:: What is needed ::
Whenever a line below holds the word "wine", copy that line.

:: Source records ::
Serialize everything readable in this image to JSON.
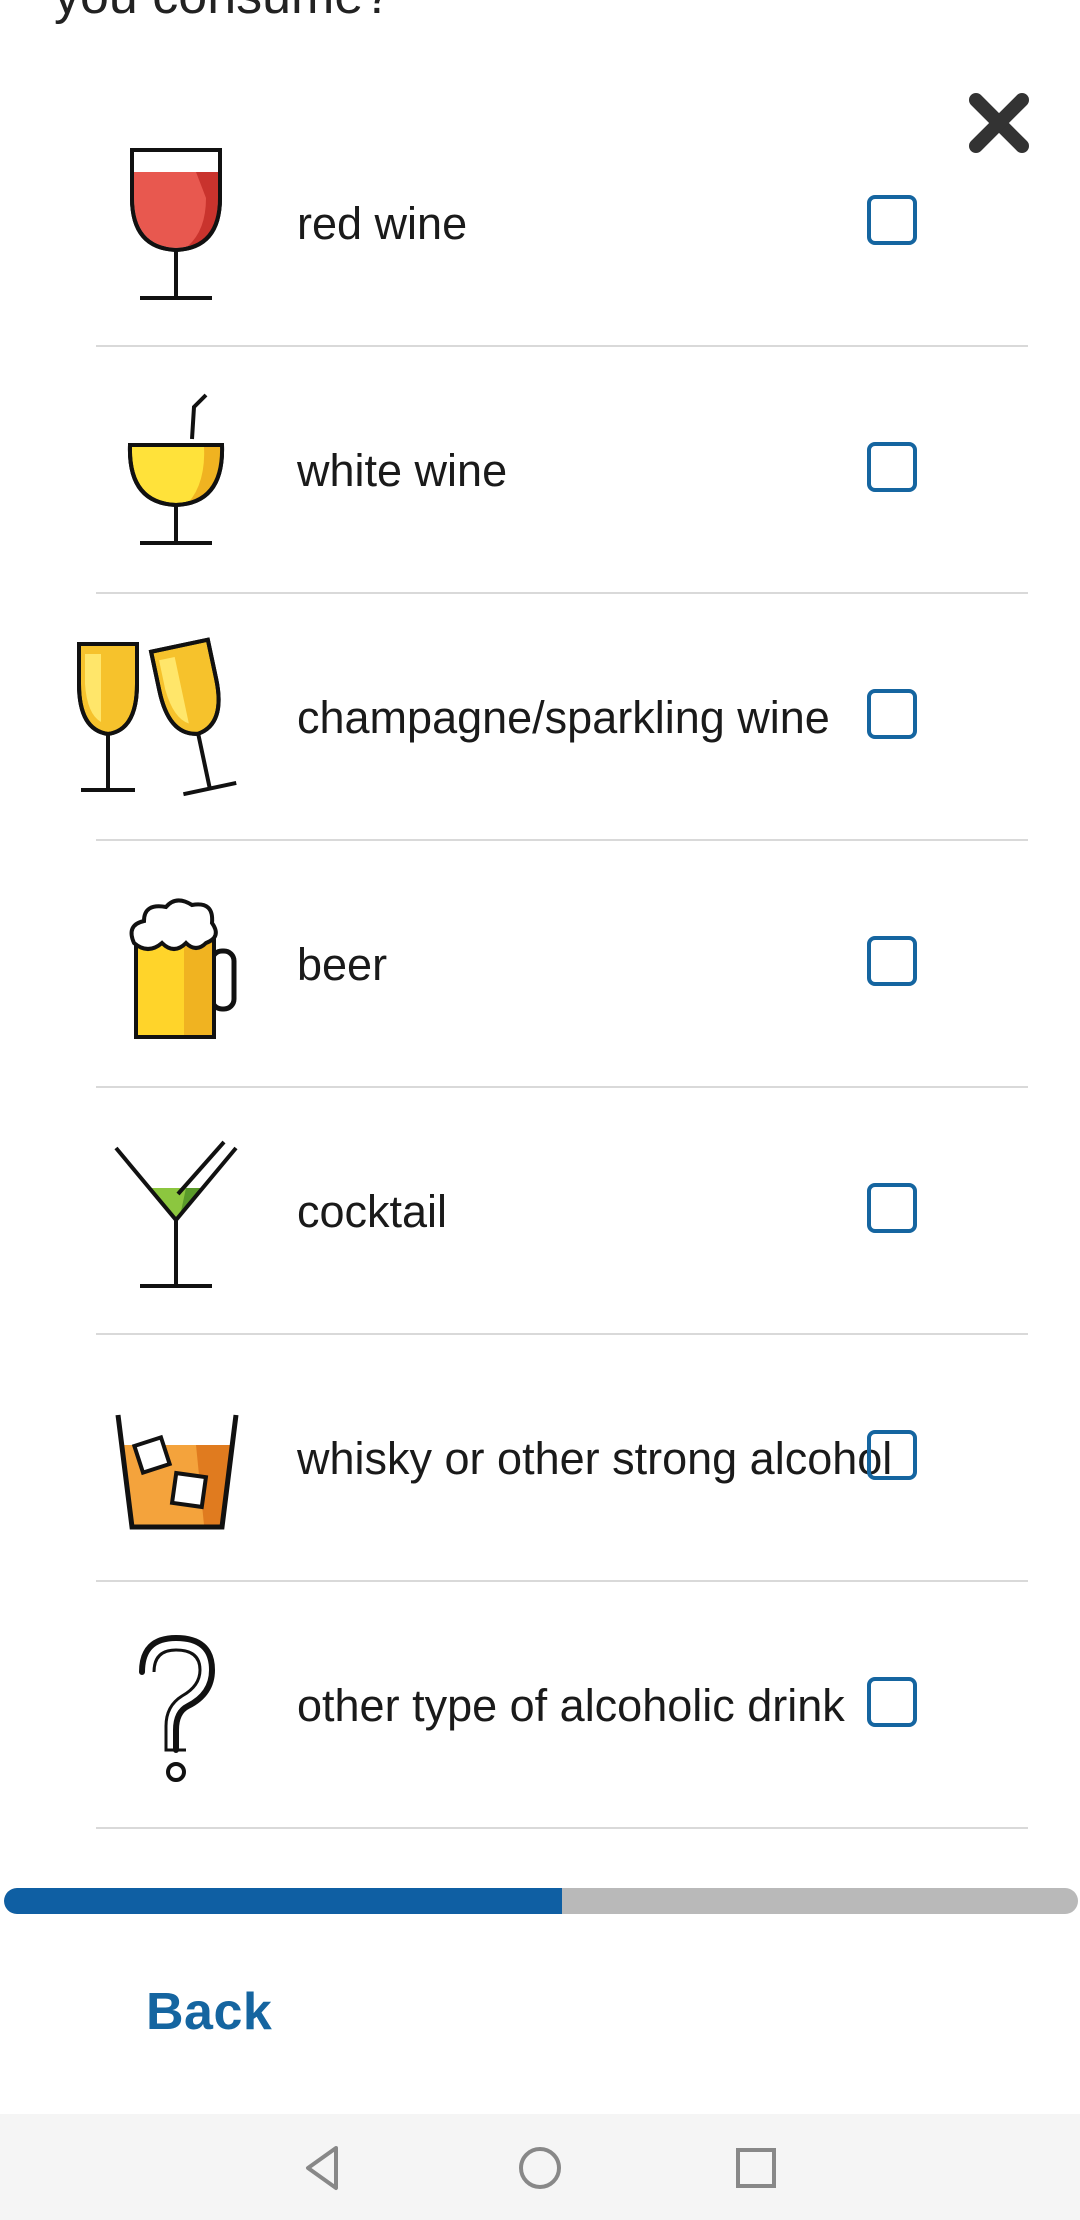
{
  "question": {
    "text": "you consume?"
  },
  "close": {
    "icon": "close-icon"
  },
  "options": [
    {
      "label": "red wine",
      "icon": "red-wine-icon",
      "checked": false
    },
    {
      "label": "white wine",
      "icon": "white-wine-icon",
      "checked": false
    },
    {
      "label": "champagne/sparkling wine",
      "icon": "champagne-icon",
      "checked": false
    },
    {
      "label": "beer",
      "icon": "beer-icon",
      "checked": false
    },
    {
      "label": "cocktail",
      "icon": "cocktail-icon",
      "checked": false
    },
    {
      "label": "whisky or other strong alcohol",
      "icon": "whisky-icon",
      "checked": false
    },
    {
      "label": "other type of alcoholic drink",
      "icon": "question-icon",
      "checked": false
    }
  ],
  "progress": {
    "fraction": 0.52,
    "fill_color": "#0f5fa3",
    "track_color": "#b9b9b9"
  },
  "footer": {
    "back_label": "Back"
  },
  "navbar": {
    "back_icon": "nav-back-icon",
    "home_icon": "nav-home-icon",
    "recents_icon": "nav-recents-icon"
  }
}
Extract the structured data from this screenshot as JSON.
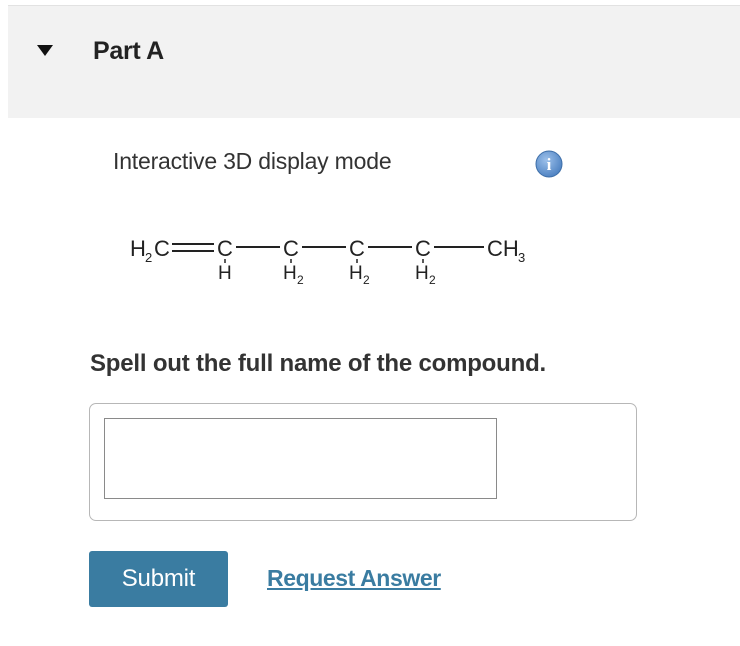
{
  "part": {
    "title": "Part A"
  },
  "display_mode": {
    "label": "Interactive 3D display mode",
    "info_icon": "i"
  },
  "molecule": {
    "atoms": [
      {
        "label": "H",
        "sub": "2",
        "tail": "C"
      },
      {
        "label": "C",
        "below": "H"
      },
      {
        "label": "C",
        "below": "H",
        "below_sub": "2"
      },
      {
        "label": "C",
        "below": "H",
        "below_sub": "2"
      },
      {
        "label": "C",
        "below": "H",
        "below_sub": "2"
      },
      {
        "label": "CH",
        "sub": "3"
      }
    ]
  },
  "question": {
    "text": "Spell out the full name of the compound."
  },
  "answer": {
    "value": "",
    "placeholder": ""
  },
  "actions": {
    "submit_label": "Submit",
    "request_label": "Request Answer"
  },
  "colors": {
    "accent": "#3a7ca1",
    "header_bg": "#f2f2f2",
    "info_blue": "#5b8ec9"
  }
}
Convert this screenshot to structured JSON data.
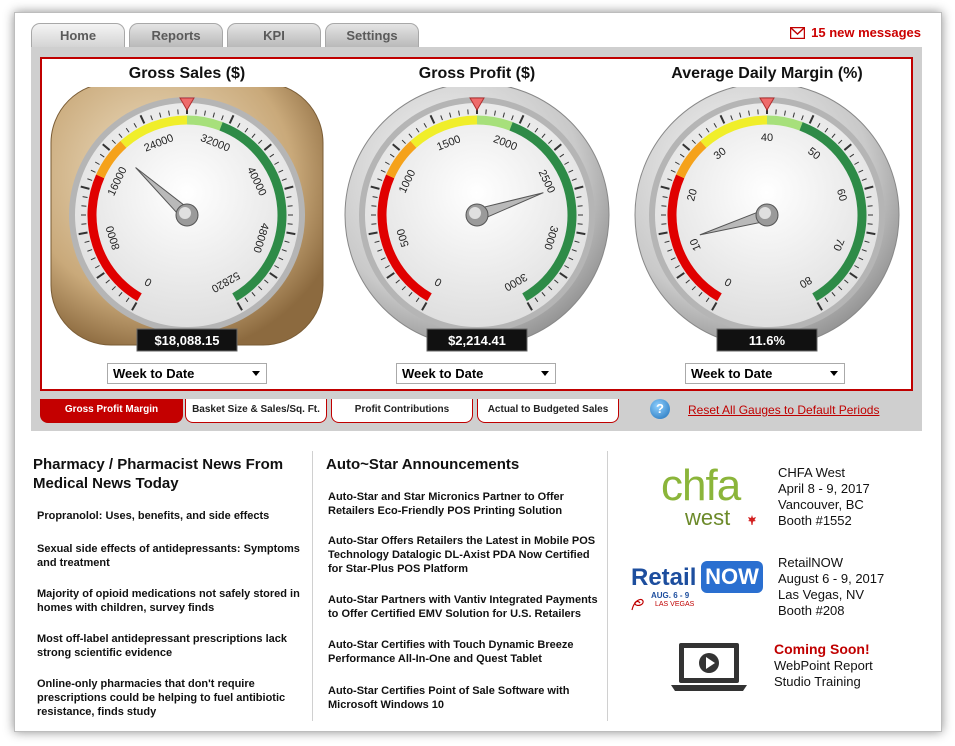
{
  "tabs": [
    {
      "label": "Home",
      "active": true
    },
    {
      "label": "Reports",
      "active": false
    },
    {
      "label": "KPI",
      "active": false
    },
    {
      "label": "Settings",
      "active": false
    }
  ],
  "messages": {
    "label": "15 new messages",
    "icon": "envelope-icon"
  },
  "gauges": [
    {
      "title": "Gross Sales ($)",
      "scale_labels": [
        "0",
        "8000",
        "16000",
        "24000",
        "32000",
        "40000",
        "48000",
        "52820"
      ],
      "min": 0,
      "max": 52820,
      "value": 18088.15,
      "readout": "$18,088.15",
      "period": "Week to Date",
      "bezel": "bronze"
    },
    {
      "title": "Gross Profit ($)",
      "scale_labels": [
        "0",
        "500",
        "1000",
        "1500",
        "2000",
        "2500",
        "3000",
        "3000"
      ],
      "min": 0,
      "max": 3000,
      "value": 2214.41,
      "readout": "$2,214.41",
      "period": "Week to Date",
      "bezel": "silver"
    },
    {
      "title": "Average Daily Margin (%)",
      "scale_labels": [
        "0",
        "10",
        "20",
        "30",
        "40",
        "50",
        "60",
        "70",
        "80"
      ],
      "min": 0,
      "max": 80,
      "value": 11.6,
      "readout": "11.6%",
      "period": "Week to Date",
      "bezel": "silver"
    }
  ],
  "bottom_tabs": [
    {
      "label": "Gross Profit Margin",
      "active": true
    },
    {
      "label": "Basket Size & Sales/Sq. Ft.",
      "active": false
    },
    {
      "label": "Profit Contributions",
      "active": false
    },
    {
      "label": "Actual to Budgeted Sales",
      "active": false
    }
  ],
  "reset_link": "Reset All Gauges to Default Periods",
  "news": {
    "title": "Pharmacy / Pharmacist News From Medical News Today",
    "items": [
      "Propranolol: Uses, benefits, and side effects",
      "Sexual side effects of antidepressants: Symptoms and treatment",
      "Majority of opioid medications not safely stored in homes with children, survey finds",
      "Most off-label antidepressant prescriptions lack strong scientific evidence",
      "Online-only pharmacies that don't require prescriptions could be helping to fuel antibiotic resistance, finds study"
    ]
  },
  "announcements": {
    "title": "Auto~Star Announcements",
    "items": [
      "Auto-Star and Star Micronics Partner to Offer Retailers Eco-Friendly POS Printing Solution",
      "Auto-Star Offers Retailers the Latest in Mobile POS Technology Datalogic DL-Axist PDA Now Certified for Star-Plus POS Platform",
      "Auto-Star Partners with Vantiv Integrated Payments to Offer Certified EMV Solution for U.S. Retailers",
      "Auto-Star Certifies with Touch Dynamic Breeze Performance All-In-One and Quest Tablet",
      "Auto-Star Certifies Point of Sale Software with Microsoft Windows 10"
    ]
  },
  "events": [
    {
      "logo": {
        "main": "chfa",
        "sub": "west"
      },
      "lines": [
        "CHFA West",
        "April 8 - 9, 2017",
        "Vancouver, BC",
        "Booth #1552"
      ]
    },
    {
      "logo": {
        "main": "Retail",
        "badge": "NOW",
        "tag": "AUG. 6 - 9",
        "tag2": "LAS VEGAS"
      },
      "lines": [
        "RetailNOW",
        "August 6 - 9, 2017",
        "Las Vegas, NV",
        "Booth #208"
      ]
    },
    {
      "logo": {
        "icon": "video-laptop-icon"
      },
      "headline": "Coming Soon!",
      "lines": [
        "WebPoint Report",
        "Studio Training"
      ]
    }
  ],
  "colors": {
    "accent": "#c00000",
    "zone_red": "#e00000",
    "zone_orange": "#f5a21b",
    "zone_yellow": "#f0ee2a",
    "zone_lightgreen": "#a7e07b",
    "zone_green": "#2e8b47",
    "chfa_green": "#8bb53a",
    "retail_blue": "#1d4e9e"
  }
}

:: Expected answer ::
      "label": "red wine",
      "icon": "red-wine-icon",
      "label": "white wine",
      "icon": "white-wine-icon",
      "label": "champagne/sparkling wine",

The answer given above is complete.